Is Bubble Tea (Boba) Vegan?: Tapioca, Jelly, etc.


bubble tea

Every street I walk down seems to have a new bubble tea shop opening up.

The good news for vegans is that while not all bubble tea is vegan, many types are.

I’ll break down the common and possible ingredients here, and go over which ones you should avoid.

The Main Ingredients of Bubble Tea

Every shop makes their bubble tea a bit different, but certain types of ingredients are consistent.

Ingredient Description Is it Vegan?
Tapioca balls (“boba”) These are made from the cassava plant Tapioca is almost always vegan
Milk and creamer  Dairy versions of these are not vegan. Only if you can get non-dairy milk
Brewed tea The “tea” in bubble tea. Almost always (as long as there are no added ingredients)
Sugar Some sugar is processed with bone char. It’s likely vegan, you just can’t be sure. Hold off on it if you want to be safe.
Fruit jelly (grass jelly) The jelly can be made with agar agar powder (from seaweed, or from lychee jelly) or an agar replacement, but also gelatin (an animal product that’s not vegan). Agar jelly is vegan but jelly with gelatin is not. You’ll need to ask for more information or omit jelly if “agar” isn’t specified.

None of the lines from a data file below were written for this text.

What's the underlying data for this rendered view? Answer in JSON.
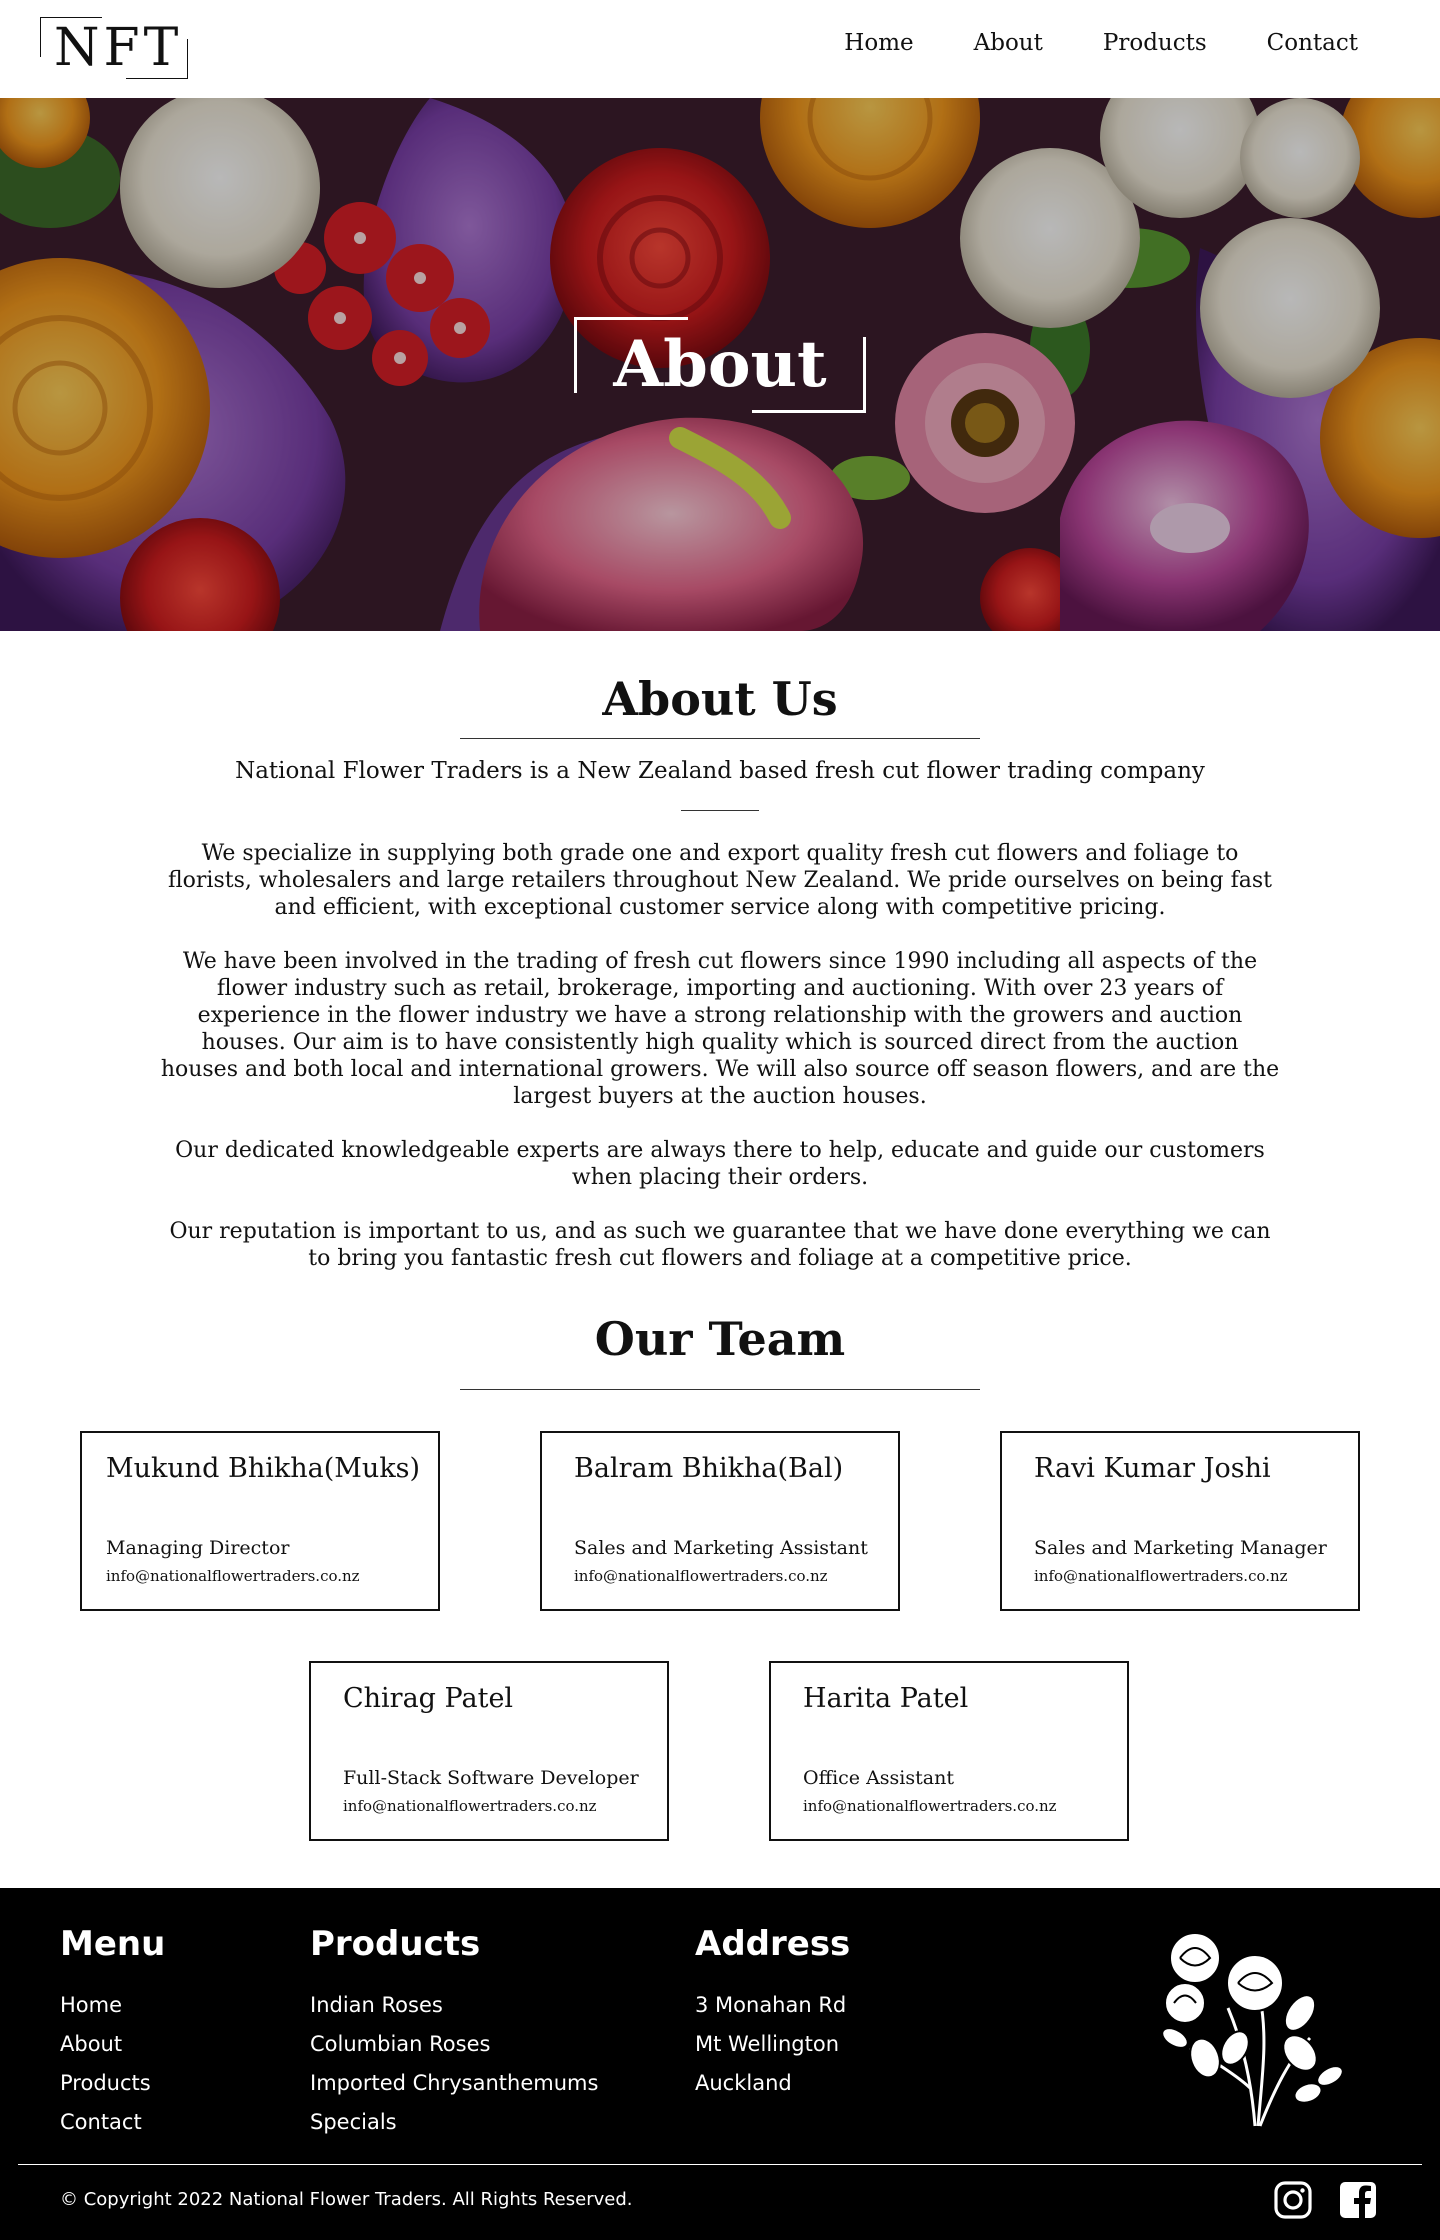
{
  "brand": {
    "logo_text": "NFT"
  },
  "nav": {
    "items": [
      {
        "label": "Home"
      },
      {
        "label": "About"
      },
      {
        "label": "Products"
      },
      {
        "label": "Contact"
      }
    ]
  },
  "hero": {
    "title": "About"
  },
  "about": {
    "heading": "About Us",
    "tagline": "National Flower Traders is a New Zealand based fresh cut flower trading company",
    "paragraphs": [
      "We specialize in supplying both grade one and export quality fresh cut flowers and foliage to florists, wholesalers and large retailers throughout New Zealand. We pride ourselves on being fast and efficient, with exceptional customer service along with competitive pricing.",
      "We have been involved in the trading of fresh cut flowers since 1990 including all aspects of the flower industry such as retail, brokerage, importing and auctioning. With over 23 years of experience in the flower industry we have a strong relationship with the growers and auction houses. Our aim is to have consistently high quality which is sourced direct from the auction houses and both local and international growers. We will also source off season flowers, and are the largest buyers at the auction houses.",
      "Our dedicated knowledgeable experts are always there to help, educate and guide our customers when placing their orders.",
      "Our reputation is important to us, and as such we guarantee that we have done everything we can to bring you fantastic fresh cut flowers and foliage at a competitive price."
    ]
  },
  "team": {
    "heading": "Our Team",
    "members": [
      {
        "name": "Mukund Bhikha(Muks)",
        "role": "Managing Director",
        "email": "info@nationalflowertraders.co.nz"
      },
      {
        "name": "Balram Bhikha(Bal)",
        "role": "Sales and Marketing Assistant",
        "email": "info@nationalflowertraders.co.nz"
      },
      {
        "name": "Ravi Kumar Joshi",
        "role": "Sales and Marketing Manager",
        "email": "info@nationalflowertraders.co.nz"
      },
      {
        "name": "Chirag Patel",
        "role": "Full-Stack Software Developer",
        "email": "info@nationalflowertraders.co.nz"
      },
      {
        "name": "Harita Patel",
        "role": "Office Assistant",
        "email": "info@nationalflowertraders.co.nz"
      }
    ]
  },
  "footer": {
    "menu": {
      "heading": "Menu",
      "items": [
        "Home",
        "About",
        "Products",
        "Contact"
      ]
    },
    "products": {
      "heading": "Products",
      "items": [
        "Indian Roses",
        "Columbian Roses",
        "Imported Chrysanthemums",
        "Specials"
      ]
    },
    "address": {
      "heading": "Address",
      "lines": [
        "3 Monahan Rd",
        "Mt Wellington",
        "Auckland"
      ]
    },
    "copyright": "© Copyright 2022 National Flower Traders. All Rights Reserved.",
    "social_icons": [
      "instagram-icon",
      "facebook-icon"
    ]
  },
  "colors": {
    "background": "#ffffff",
    "text": "#111111",
    "footer_bg": "#000000",
    "footer_text": "#ffffff"
  }
}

Does Boba Have Gelatin?

Bubble tea can have gelatin, but it doesn’t always.

The actual “bubbles” (balls) in bubble tea are usually made from tapioca, which is vegan-friendly.

The only part of Boba that often contains gelatin is the fruit jelly. Fruit jelly usually contains gelatin, but can be made from agar agar (plant-based) in some cases.

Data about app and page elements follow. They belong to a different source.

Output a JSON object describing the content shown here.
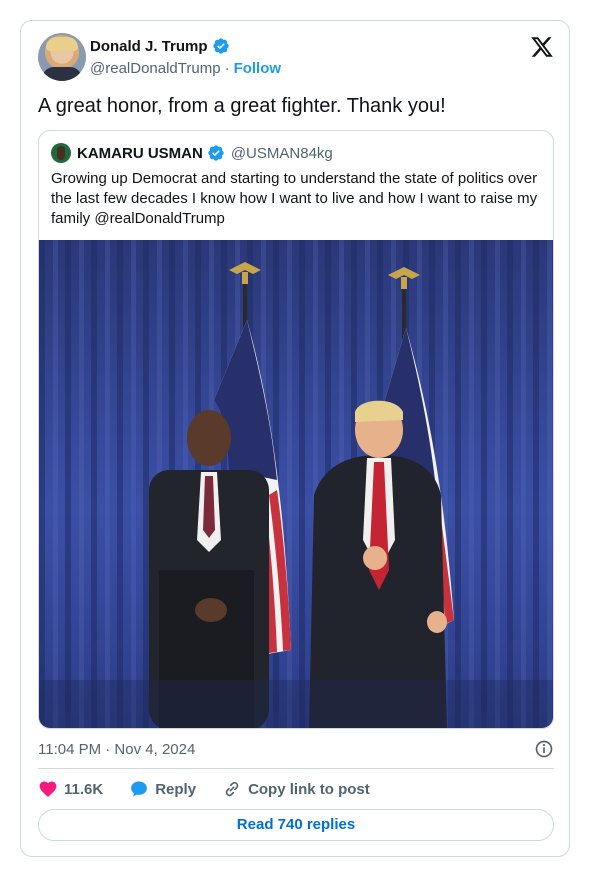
{
  "author": {
    "name": "Donald J. Trump",
    "handle": "@realDonaldTrump",
    "separator": "·",
    "follow_label": "Follow"
  },
  "tweet": {
    "text": "A great honor, from a great fighter. Thank you!",
    "timestamp": "11:04 PM · Nov 4, 2024"
  },
  "quoted": {
    "name": "KAMARU USMAN",
    "handle": "@USMAN84kg",
    "text": "Growing up Democrat and starting to understand the state of politics over the last few decades I know how I want to live and how I want to raise my family @realDonaldTrump"
  },
  "actions": {
    "likes": "11.6K",
    "reply_label": "Reply",
    "copy_label": "Copy link to post"
  },
  "read_replies_label": "Read 740 replies",
  "colors": {
    "accent": "#1d9bf0",
    "like": "#f91880",
    "link": "#006fd6",
    "border": "#cfd9de",
    "muted": "#536471"
  },
  "icons": [
    "verified-badge-icon",
    "x-logo-icon",
    "info-icon",
    "heart-icon",
    "reply-bubble-icon",
    "link-icon"
  ]
}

So you can either ask about the fruit jelly, or just omit it from your drink.

Are Tapioca Balls in Bubble Tea Vegan?

Thankfully, tapioca is made only from plants, specifically, the cassava root (also called yucca).


Cassava root is a tuber that looks a lot like a sweet potato. You’ve probably seen it before and not even known what it was.

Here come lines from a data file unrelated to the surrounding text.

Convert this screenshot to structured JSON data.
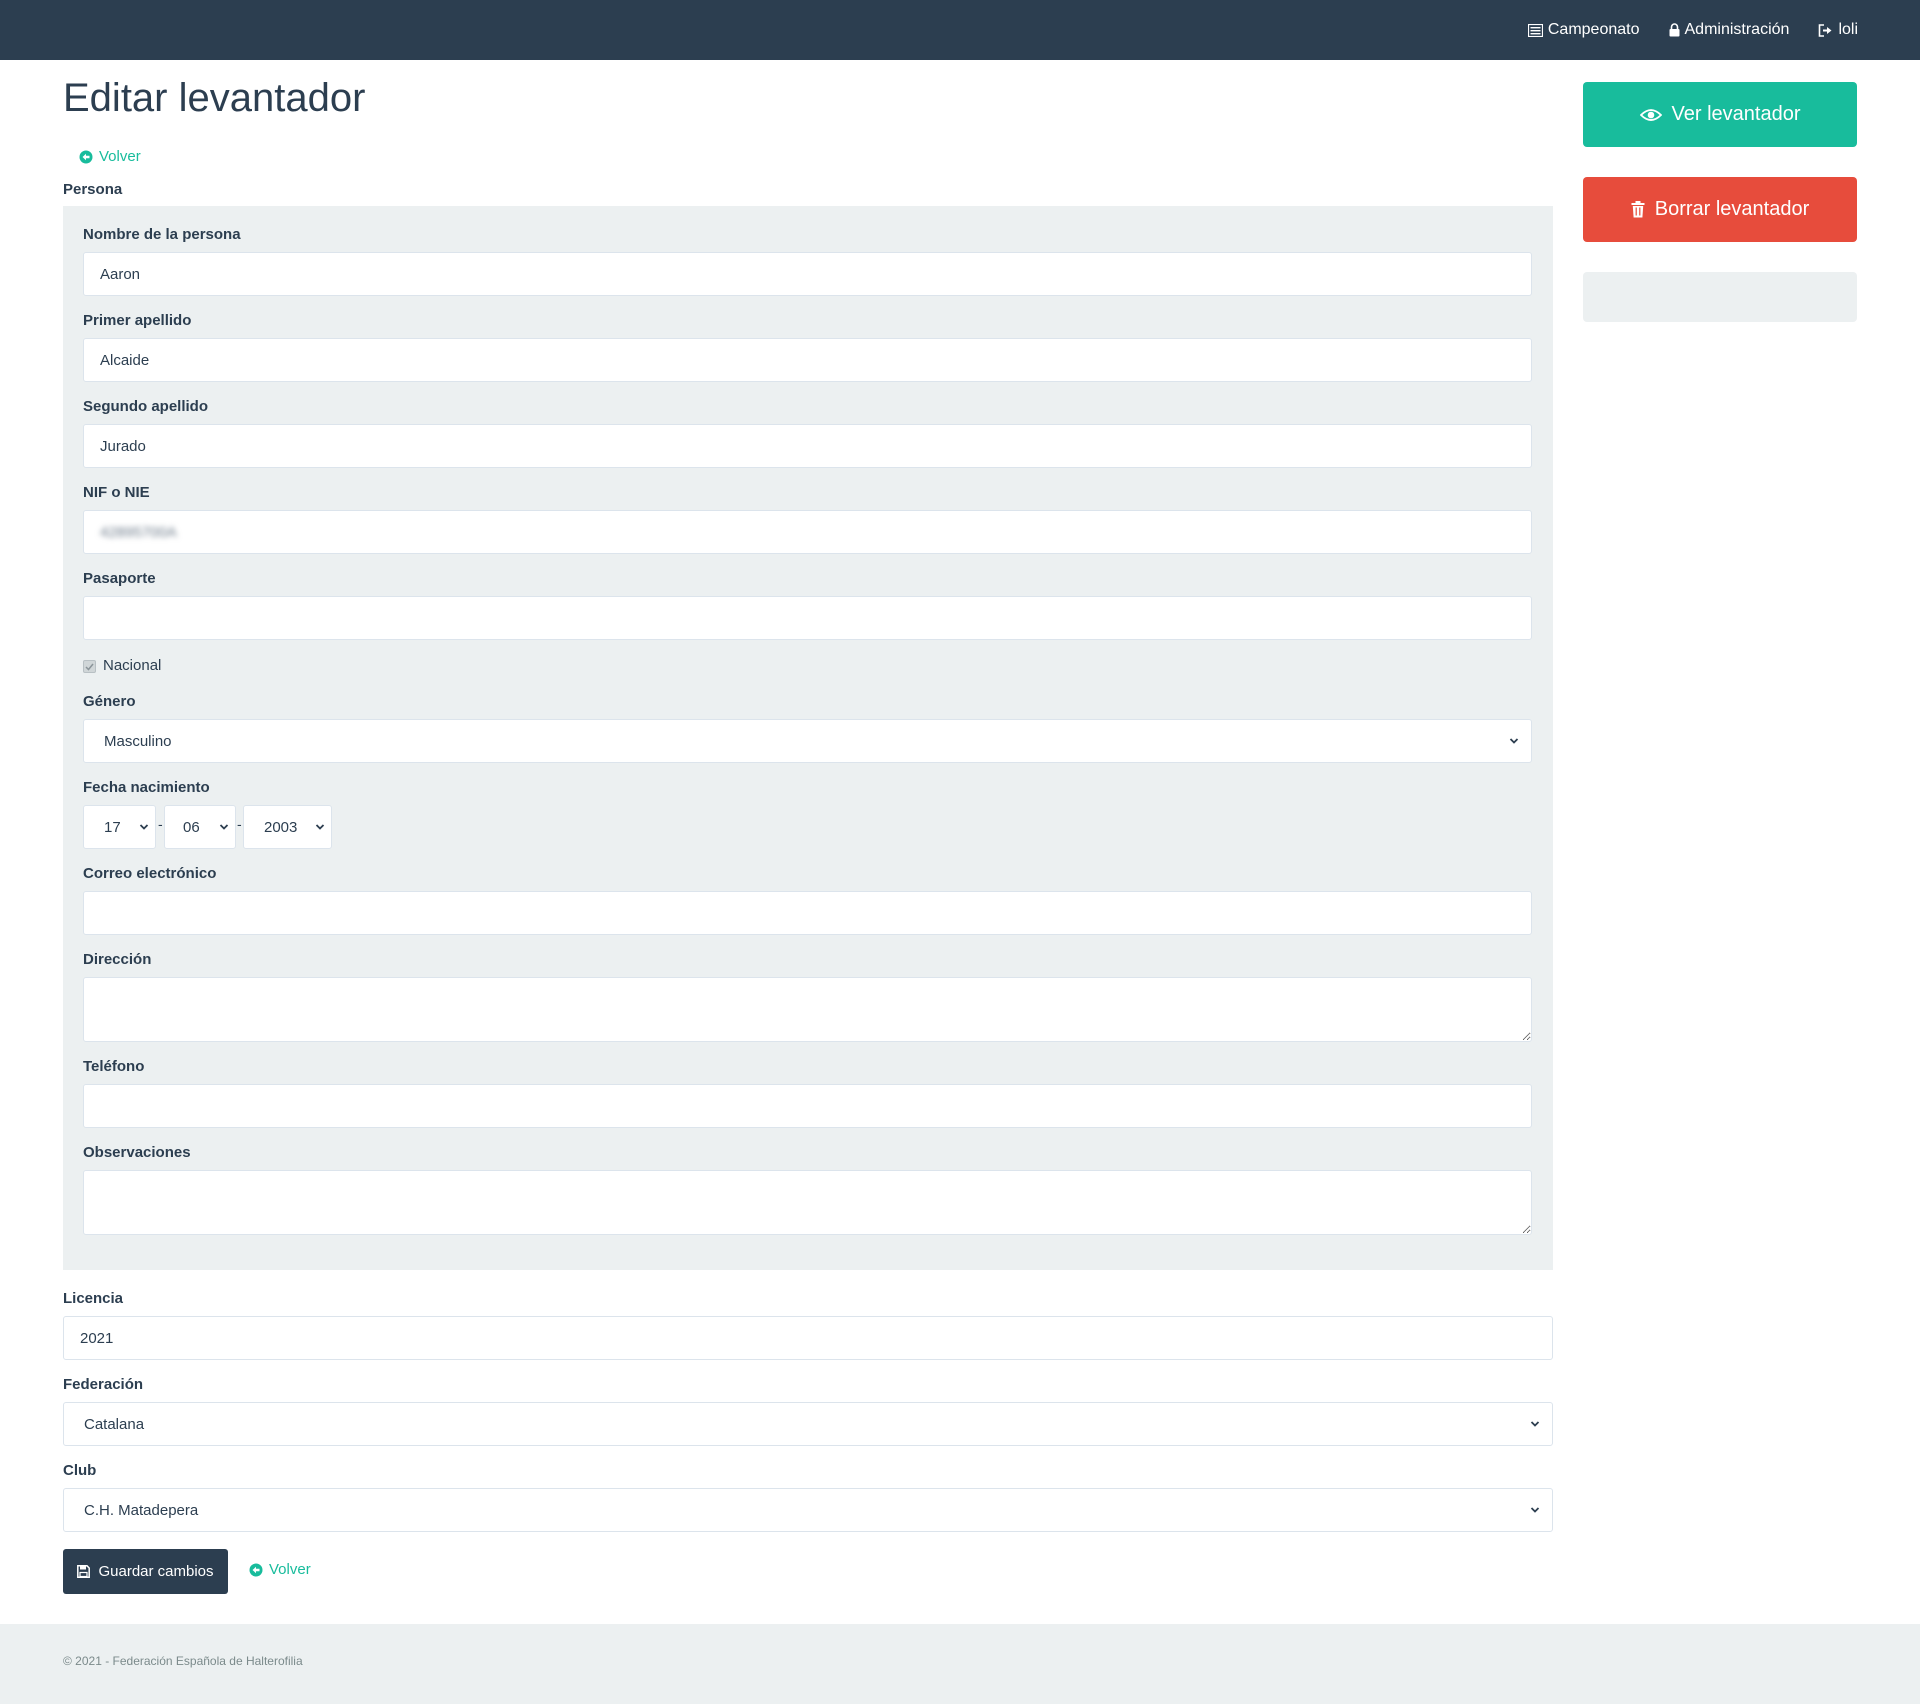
{
  "nav": {
    "items": [
      {
        "label": "Campeonato",
        "icon": "list-icon"
      },
      {
        "label": "Administración",
        "icon": "lock-icon"
      },
      {
        "label": "loli",
        "icon": "sign-out-icon"
      }
    ]
  },
  "page": {
    "title": "Editar levantador",
    "back_label": "Volver"
  },
  "persona": {
    "section_label": "Persona",
    "nombre": {
      "label": "Nombre de la persona",
      "value": "Aaron"
    },
    "primer_apellido": {
      "label": "Primer apellido",
      "value": "Alcaide"
    },
    "segundo_apellido": {
      "label": "Segundo apellido",
      "value": "Jurado"
    },
    "nif": {
      "label": "NIF o NIE",
      "value": "42895700A"
    },
    "pasaporte": {
      "label": "Pasaporte",
      "value": ""
    },
    "nacional": {
      "label": "Nacional",
      "checked": true
    },
    "genero": {
      "label": "Género",
      "value": "Masculino"
    },
    "fecha": {
      "label": "Fecha nacimiento",
      "day": "17",
      "month": "06",
      "year": "2003",
      "separator": "-"
    },
    "correo": {
      "label": "Correo electrónico",
      "value": ""
    },
    "direccion": {
      "label": "Dirección",
      "value": ""
    },
    "telefono": {
      "label": "Teléfono",
      "value": ""
    },
    "observaciones": {
      "label": "Observaciones",
      "value": ""
    }
  },
  "licencia": {
    "label": "Licencia",
    "value": "2021"
  },
  "federacion": {
    "label": "Federación",
    "value": "Catalana"
  },
  "club": {
    "label": "Club",
    "value": "C.H. Matadepera"
  },
  "actions": {
    "save_label": "Guardar cambios",
    "back_label": "Volver"
  },
  "sidebar": {
    "ver_label": "Ver levantador",
    "borrar_label": "Borrar levantador"
  },
  "colors": {
    "primary": "#2c3e50",
    "success": "#18bc9c",
    "danger": "#e74c3c",
    "well": "#ecf0f1"
  },
  "footer": {
    "text": "© 2021 - Federación Española de Halterofilia"
  }
}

It’s mainly grown in Brazil, Nigeria, and Thailand, but originally came from South America and the Caribbean.

Tapioca is the starch that’s extracted from cassava root.

Once the plant is grown, toxins are removed from the roots, and then the starch is removed and turned into a bunch of products: flakes, powder, and pearls.


Tapioca is 100% carbohydrate (gluten-free), and is completely vegan.

Is Lychee Jelly Vegan?


The short answer is that lychee jelly is sometimes vegan.

Lychee is a tiny red fruit that mostly comes from Asian countries.

Inside the skin, it contains an edible white ball of fruit, with a texture almost similar to an orange.

It’s usually turned into a lychee syrup or powder, which is one of the ingredients that lychee jelly for bubble tea is made from.

What is Lychee Jelly Usually Made Of?

The reason that lychee jelly is only sometimes vegan is because it can be made from several ingredients.

In addition to the lychee syrup or powder, the most common other ingredients are:

  • Agar agar powder
  • Gelatin (not vegan)
  • Creamer (not vegan)
  • Sugar (usually vegan)
  • Coconut (vegan)

So whether or not it’s vegan depends on the ingredients used, and often the ingredients are not vegan.

Unlike some other foods, I don’t expect most bubble tea shops to know whether their lychee is or isn’t vegan.

Usually it’s better to stick with an alternative that is almost always vegan like tapioca when ordering your bubble tea.

In Summary: How to Get Vegan Bubble Tea

Ideally, ask for all vegan ingredients, most shops can accommodate you and give you several options still.

Otherwise, here are some things to keep in mind when ordering bubble tea:

  1. Get tapioca balls or agar jelly as toppings (or ask if their “fruit jelly” or “grass jelly” is vegan).
  2. Stick to fruit bubble teas when possible, as they don’t have any milk or cream usually.
  3. If you want a milk or cream-based bubble tea, ask for non-dairy milk or cream.
  4. Avoid adding sugar unless you’re sure it’s not white sugar.

If you do those 4 things, it’s not too difficult to enjoy bubble tea as a vegan.

About the author

Dale Cudmore

Your friendly neighborhood vegan from Toronto. I've spent over 6 years as a freelance nutrition writer and researcher. During this time, I've tested over 50 vegan protein powders, and over 100 other types of vegan supplements.

Add comment